Eye HealthLifestyle Topics
Preserve Your Child's Vision
Screen your child's vision when they are born and again during infancy, preschool and school years.
Eye exercises and vision therapy won't cure a learning disability.
A Sign of Strabismus?
Are your child's eyes misaligned? She may squint one eye in bright sunlight if it does not look straight ahead.
Children and Contact Lenses
Is your child ready? Ask yourself if he can your follow directions consistently and handle chores independently?
Cellulitis and Surgery
Surgery can lead to cellulitis infection. Follow the instructions your child’s doctor or dentist gave you following surgery.
What Is an Ophthalmologist?
Are You Fit at 40?
A baseline eye exam is recommended at age 40, when the signs of disease and changes in vision may start to occur.
Don't Lose Sight of Your Eye Health

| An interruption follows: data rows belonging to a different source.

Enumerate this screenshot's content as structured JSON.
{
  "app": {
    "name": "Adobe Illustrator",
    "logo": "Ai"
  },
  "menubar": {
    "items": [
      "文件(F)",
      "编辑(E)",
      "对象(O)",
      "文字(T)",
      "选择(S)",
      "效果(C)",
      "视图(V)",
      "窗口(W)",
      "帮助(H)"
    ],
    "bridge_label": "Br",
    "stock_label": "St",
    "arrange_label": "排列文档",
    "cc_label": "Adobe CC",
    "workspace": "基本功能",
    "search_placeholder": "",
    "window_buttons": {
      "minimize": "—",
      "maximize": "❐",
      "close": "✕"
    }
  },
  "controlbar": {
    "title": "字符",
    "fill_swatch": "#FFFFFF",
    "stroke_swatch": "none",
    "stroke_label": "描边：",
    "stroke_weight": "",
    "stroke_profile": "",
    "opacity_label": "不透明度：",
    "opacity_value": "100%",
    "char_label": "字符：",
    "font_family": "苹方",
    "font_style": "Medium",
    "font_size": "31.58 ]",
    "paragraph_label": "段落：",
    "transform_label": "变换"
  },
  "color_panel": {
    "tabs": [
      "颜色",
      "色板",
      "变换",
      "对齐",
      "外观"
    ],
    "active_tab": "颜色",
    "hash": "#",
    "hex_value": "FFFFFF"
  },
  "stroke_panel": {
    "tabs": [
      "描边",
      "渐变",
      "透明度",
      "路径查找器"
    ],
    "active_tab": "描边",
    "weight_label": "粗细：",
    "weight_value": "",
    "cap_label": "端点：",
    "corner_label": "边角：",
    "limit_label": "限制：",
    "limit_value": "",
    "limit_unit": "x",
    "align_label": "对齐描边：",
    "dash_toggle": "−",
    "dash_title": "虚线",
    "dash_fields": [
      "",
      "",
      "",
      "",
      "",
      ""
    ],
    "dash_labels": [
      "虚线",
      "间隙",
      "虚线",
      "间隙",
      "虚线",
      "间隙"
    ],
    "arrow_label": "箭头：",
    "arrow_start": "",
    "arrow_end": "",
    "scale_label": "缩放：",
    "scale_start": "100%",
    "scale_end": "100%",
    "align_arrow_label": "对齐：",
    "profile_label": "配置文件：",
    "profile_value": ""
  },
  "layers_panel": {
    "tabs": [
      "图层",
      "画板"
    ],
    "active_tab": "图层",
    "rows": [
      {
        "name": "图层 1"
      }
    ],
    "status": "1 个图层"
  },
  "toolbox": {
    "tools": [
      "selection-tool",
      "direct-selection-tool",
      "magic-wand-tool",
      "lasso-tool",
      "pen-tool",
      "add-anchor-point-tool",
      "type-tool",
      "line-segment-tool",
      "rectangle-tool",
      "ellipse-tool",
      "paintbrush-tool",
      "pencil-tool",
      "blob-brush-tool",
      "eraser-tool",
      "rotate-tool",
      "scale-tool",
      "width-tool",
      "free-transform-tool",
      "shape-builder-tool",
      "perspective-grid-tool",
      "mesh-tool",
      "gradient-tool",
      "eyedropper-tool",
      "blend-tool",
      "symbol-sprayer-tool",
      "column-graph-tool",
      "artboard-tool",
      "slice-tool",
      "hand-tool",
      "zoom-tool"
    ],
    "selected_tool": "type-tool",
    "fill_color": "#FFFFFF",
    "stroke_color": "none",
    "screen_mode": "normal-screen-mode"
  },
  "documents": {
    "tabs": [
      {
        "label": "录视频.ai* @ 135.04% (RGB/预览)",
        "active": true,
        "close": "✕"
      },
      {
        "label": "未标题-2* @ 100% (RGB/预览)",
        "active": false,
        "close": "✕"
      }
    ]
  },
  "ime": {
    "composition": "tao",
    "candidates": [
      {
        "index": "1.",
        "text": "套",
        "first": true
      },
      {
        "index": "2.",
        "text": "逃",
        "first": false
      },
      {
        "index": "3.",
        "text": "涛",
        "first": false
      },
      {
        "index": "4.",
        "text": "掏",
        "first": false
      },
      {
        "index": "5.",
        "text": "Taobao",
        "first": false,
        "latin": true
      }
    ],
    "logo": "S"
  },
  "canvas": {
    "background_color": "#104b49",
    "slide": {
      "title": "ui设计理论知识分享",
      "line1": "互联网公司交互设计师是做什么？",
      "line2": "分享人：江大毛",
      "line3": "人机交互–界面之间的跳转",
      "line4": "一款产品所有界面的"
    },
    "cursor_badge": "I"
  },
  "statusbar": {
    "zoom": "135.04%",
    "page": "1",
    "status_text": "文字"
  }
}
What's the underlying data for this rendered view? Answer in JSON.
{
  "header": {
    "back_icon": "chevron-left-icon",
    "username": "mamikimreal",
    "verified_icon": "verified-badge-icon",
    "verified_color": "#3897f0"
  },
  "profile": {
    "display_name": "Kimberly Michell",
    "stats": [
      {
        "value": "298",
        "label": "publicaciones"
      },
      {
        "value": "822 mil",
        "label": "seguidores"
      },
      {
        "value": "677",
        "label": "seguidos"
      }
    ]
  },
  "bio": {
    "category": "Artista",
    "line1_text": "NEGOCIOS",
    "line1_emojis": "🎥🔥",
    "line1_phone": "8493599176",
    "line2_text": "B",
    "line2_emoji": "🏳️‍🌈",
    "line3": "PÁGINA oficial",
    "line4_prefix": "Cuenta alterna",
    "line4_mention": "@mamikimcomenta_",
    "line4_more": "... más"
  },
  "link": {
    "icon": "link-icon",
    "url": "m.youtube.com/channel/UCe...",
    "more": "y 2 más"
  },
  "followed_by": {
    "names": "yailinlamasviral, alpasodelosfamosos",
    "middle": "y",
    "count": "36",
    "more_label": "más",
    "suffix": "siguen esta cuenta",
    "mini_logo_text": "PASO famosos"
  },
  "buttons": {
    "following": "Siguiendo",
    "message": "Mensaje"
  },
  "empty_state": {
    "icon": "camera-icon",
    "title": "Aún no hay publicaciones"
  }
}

For many people, good vision means good eye health, but that may not always be the case. Regular eye exams can catch problems before it's too late. If you are age 40 or older and have not had a recent eye disease screening, The American Academy of Ophthalmology recommends making an appointment for an eye exam. It is an essential step toward preserving vision and keeping eyes healthy and there is no better time than February — Save Your Vision Month.
By 2020, 43 million Americans will be at risk for significant vision loss or blindness from age-related eye diseases, such as cataracts, diabetic retinopathy, glaucoma and macular degeneration — an increase of more than 50 percent over the current number of Americans with these diseases. Despite the statistics, many Americans are more concerned about weight gain or back pain than they are vision loss.
The first step in preventing vision loss is to get a baseline eye exam at the age of 40. This is the age when early signs of eye disease and changes in vision may first occur. For individuals at any age with symptoms of, or at risk for, eye disease (such as those with a family history of eye disease, diabetes or high blood pressure), the Academy recommends seeing your ophthalmologist to determine how frequently your eyes should be examined. Based on the results of the initial screening, your ophthalmologist will prescribe the necessary intervals for follow-up exams.